◆ **What you need to do**:
Hunt through the entries for the word "Shipping" and copy each line in which it appears.

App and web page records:
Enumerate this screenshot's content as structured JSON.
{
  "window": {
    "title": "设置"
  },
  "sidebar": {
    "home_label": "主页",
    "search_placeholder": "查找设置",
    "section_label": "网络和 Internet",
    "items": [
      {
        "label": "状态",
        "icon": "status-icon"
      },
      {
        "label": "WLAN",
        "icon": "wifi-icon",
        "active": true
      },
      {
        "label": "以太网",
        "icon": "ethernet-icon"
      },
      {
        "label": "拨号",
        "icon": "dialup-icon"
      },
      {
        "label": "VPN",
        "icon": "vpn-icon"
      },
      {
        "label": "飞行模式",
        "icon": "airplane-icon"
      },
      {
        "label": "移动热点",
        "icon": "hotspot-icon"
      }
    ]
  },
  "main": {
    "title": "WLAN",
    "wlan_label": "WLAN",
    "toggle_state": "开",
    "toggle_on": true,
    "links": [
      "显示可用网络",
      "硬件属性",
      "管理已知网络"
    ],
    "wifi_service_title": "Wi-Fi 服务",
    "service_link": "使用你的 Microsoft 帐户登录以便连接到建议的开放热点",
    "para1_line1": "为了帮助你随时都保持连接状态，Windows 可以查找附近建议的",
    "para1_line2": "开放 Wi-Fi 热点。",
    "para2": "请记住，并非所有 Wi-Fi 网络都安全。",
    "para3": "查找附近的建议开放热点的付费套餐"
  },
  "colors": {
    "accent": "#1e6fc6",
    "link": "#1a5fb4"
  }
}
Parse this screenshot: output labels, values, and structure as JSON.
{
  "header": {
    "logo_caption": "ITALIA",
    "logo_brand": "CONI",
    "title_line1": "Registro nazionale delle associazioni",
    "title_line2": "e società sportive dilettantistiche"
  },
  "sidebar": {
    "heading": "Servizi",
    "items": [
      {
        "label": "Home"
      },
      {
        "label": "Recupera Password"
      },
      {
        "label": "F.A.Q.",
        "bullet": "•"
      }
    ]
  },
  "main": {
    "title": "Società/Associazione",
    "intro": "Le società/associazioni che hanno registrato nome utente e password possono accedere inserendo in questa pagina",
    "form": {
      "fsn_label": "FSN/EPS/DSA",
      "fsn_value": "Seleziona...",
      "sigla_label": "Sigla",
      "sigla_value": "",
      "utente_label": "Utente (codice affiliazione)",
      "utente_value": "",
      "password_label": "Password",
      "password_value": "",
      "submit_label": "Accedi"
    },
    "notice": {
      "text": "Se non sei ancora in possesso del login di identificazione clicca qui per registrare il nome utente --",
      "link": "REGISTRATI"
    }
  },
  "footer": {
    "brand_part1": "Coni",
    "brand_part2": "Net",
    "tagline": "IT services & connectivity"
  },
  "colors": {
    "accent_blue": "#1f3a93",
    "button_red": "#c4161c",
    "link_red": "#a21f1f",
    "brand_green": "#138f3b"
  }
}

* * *

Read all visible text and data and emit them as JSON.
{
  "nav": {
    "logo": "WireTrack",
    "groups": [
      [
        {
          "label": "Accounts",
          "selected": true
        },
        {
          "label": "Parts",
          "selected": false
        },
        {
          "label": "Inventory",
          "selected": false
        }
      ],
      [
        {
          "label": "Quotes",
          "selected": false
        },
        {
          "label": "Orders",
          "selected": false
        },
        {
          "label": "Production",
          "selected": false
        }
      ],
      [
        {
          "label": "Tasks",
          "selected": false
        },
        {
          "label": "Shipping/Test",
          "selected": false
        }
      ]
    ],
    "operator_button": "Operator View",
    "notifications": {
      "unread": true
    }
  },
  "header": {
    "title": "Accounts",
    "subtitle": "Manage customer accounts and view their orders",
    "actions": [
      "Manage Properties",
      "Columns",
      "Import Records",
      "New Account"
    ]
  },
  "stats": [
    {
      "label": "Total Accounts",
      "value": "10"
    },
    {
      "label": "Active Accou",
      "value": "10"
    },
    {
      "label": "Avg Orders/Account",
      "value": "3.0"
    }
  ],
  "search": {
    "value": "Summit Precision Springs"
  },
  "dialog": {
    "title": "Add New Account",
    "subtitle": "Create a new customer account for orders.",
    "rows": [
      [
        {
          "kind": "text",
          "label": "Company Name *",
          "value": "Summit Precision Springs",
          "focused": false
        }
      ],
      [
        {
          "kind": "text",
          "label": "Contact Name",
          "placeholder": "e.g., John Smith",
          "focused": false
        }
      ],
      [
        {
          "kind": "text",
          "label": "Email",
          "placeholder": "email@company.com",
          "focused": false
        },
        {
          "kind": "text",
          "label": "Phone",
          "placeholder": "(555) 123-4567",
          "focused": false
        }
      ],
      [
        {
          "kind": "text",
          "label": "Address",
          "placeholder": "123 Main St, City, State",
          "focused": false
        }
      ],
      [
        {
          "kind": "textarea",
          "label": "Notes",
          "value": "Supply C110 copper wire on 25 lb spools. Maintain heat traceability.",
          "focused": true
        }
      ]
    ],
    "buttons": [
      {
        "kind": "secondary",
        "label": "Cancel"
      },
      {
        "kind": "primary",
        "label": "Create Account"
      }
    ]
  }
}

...

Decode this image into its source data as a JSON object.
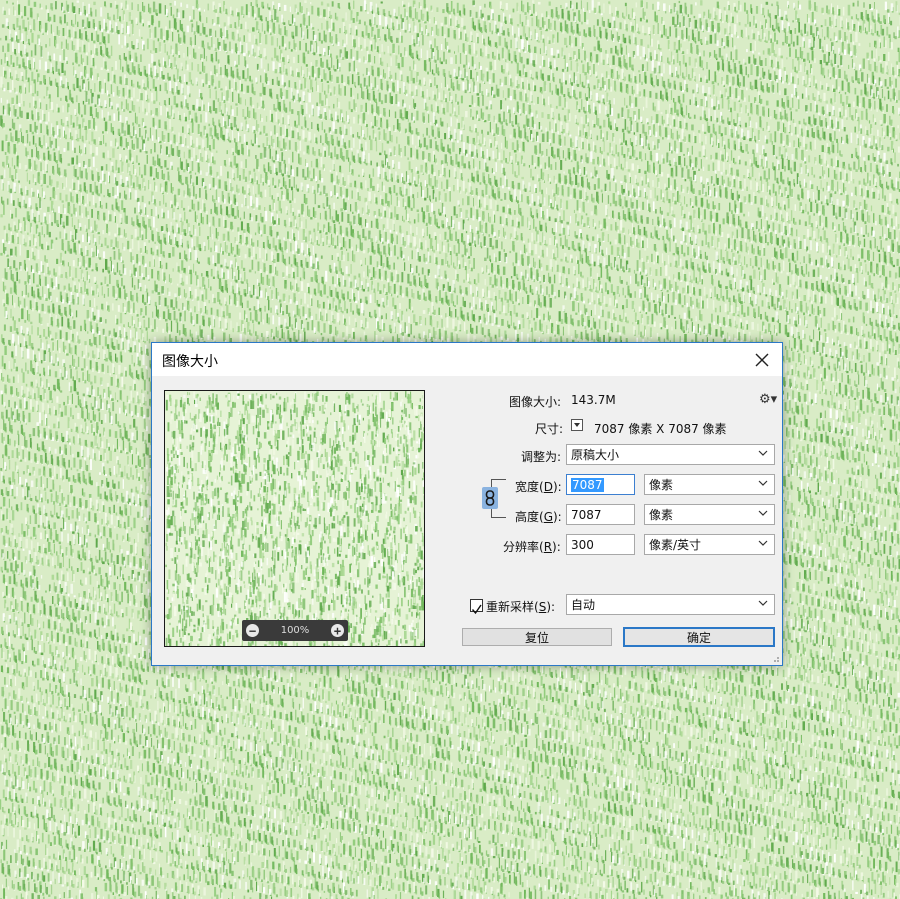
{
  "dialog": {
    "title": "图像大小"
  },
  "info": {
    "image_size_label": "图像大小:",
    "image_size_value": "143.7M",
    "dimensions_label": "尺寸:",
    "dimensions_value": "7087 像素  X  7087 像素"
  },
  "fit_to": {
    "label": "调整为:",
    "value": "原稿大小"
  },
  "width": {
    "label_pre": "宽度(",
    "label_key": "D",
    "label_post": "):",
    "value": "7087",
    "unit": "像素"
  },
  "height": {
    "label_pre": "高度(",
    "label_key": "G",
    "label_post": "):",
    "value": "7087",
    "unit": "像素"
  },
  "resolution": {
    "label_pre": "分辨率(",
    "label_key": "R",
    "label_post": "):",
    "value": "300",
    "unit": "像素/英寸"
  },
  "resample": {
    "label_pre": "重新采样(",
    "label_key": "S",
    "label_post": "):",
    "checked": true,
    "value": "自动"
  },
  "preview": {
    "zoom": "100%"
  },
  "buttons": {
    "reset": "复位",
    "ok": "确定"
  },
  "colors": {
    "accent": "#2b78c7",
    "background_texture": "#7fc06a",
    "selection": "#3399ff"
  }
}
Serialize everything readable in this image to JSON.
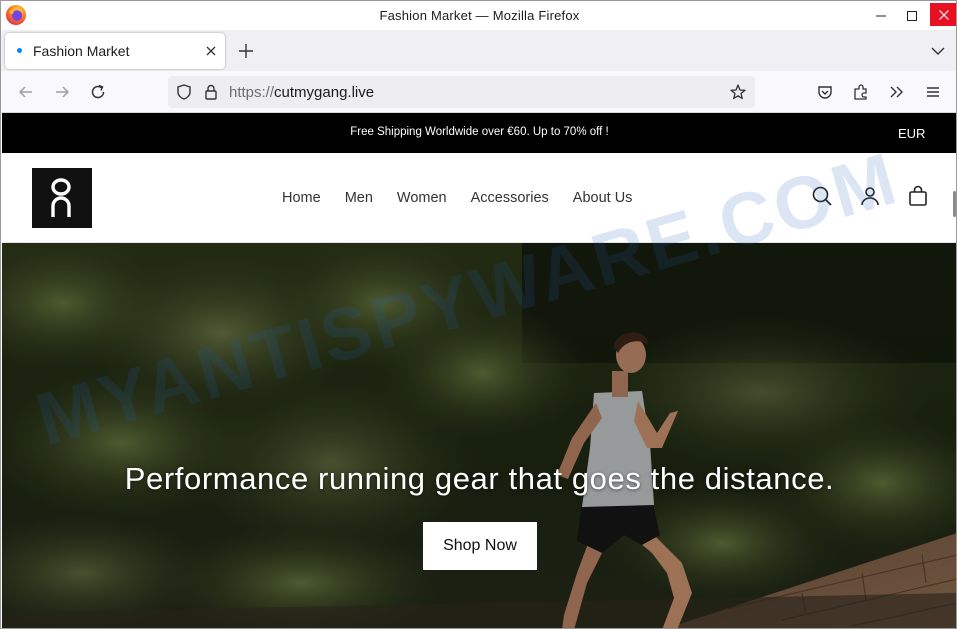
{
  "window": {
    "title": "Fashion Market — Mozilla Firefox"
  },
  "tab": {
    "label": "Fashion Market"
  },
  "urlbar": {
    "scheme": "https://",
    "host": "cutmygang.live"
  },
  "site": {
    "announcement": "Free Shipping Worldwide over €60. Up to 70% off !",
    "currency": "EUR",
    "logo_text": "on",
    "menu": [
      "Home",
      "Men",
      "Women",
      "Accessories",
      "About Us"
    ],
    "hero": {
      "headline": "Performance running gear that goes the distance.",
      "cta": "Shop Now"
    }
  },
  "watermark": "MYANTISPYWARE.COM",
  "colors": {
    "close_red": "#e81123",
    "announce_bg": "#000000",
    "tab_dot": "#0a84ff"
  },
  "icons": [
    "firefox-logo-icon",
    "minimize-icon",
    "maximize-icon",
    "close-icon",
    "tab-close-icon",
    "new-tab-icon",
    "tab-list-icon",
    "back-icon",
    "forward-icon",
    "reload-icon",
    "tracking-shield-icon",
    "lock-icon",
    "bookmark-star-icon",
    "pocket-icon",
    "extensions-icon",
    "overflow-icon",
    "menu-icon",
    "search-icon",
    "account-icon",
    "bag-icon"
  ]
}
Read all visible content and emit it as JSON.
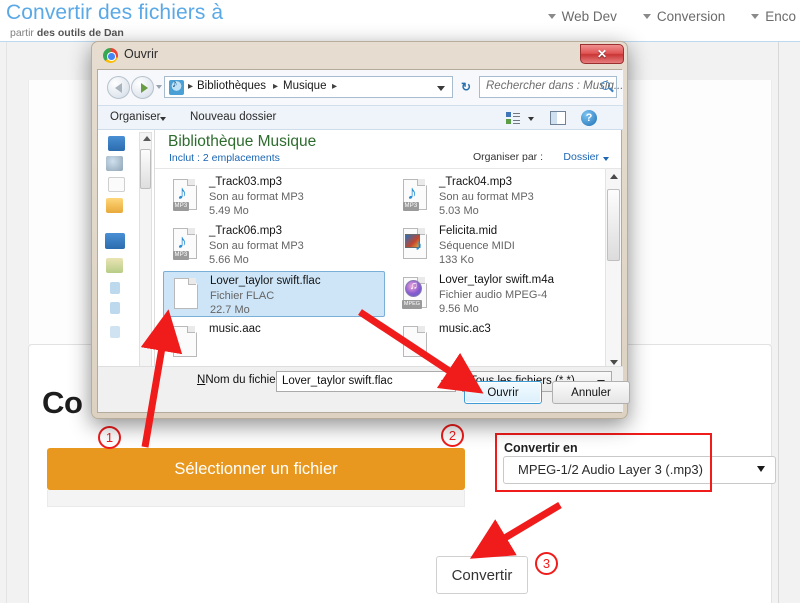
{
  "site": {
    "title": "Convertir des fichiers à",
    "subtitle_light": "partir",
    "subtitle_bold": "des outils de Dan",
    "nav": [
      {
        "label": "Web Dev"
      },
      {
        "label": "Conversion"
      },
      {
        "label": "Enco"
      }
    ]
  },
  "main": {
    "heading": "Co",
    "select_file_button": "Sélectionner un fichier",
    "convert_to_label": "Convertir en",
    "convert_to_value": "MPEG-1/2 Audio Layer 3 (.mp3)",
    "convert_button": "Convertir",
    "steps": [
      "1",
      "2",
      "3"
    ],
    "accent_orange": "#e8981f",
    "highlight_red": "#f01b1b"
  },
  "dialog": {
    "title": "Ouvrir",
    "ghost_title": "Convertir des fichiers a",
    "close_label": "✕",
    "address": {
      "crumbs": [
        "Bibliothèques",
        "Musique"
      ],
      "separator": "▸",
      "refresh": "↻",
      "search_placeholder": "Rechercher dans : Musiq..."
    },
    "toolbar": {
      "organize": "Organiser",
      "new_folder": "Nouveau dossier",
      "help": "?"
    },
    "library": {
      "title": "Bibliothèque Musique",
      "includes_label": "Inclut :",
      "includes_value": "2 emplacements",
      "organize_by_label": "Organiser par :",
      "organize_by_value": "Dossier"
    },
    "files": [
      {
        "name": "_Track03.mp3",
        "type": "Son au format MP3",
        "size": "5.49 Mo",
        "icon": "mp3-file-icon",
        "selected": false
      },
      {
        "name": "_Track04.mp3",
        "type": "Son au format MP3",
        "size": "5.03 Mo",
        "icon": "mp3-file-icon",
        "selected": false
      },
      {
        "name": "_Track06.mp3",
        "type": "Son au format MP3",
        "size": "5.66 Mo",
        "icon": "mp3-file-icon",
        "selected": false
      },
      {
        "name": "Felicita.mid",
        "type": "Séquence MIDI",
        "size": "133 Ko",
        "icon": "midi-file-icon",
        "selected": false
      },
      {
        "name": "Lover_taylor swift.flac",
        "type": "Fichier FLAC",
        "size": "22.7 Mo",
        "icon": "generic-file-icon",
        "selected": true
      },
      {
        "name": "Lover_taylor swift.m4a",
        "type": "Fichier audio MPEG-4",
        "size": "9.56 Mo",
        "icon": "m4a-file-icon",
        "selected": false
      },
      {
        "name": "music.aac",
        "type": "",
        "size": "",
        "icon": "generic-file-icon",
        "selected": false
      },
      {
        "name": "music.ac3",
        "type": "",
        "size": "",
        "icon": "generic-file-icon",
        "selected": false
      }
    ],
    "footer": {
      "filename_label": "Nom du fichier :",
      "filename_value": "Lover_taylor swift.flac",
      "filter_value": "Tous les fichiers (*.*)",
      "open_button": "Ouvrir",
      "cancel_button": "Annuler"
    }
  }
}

◆ **Task response**:
          "label": "Shipping/Test",
    "announcement": "Free Shipping Worldwide over €60. Up to 70% off !",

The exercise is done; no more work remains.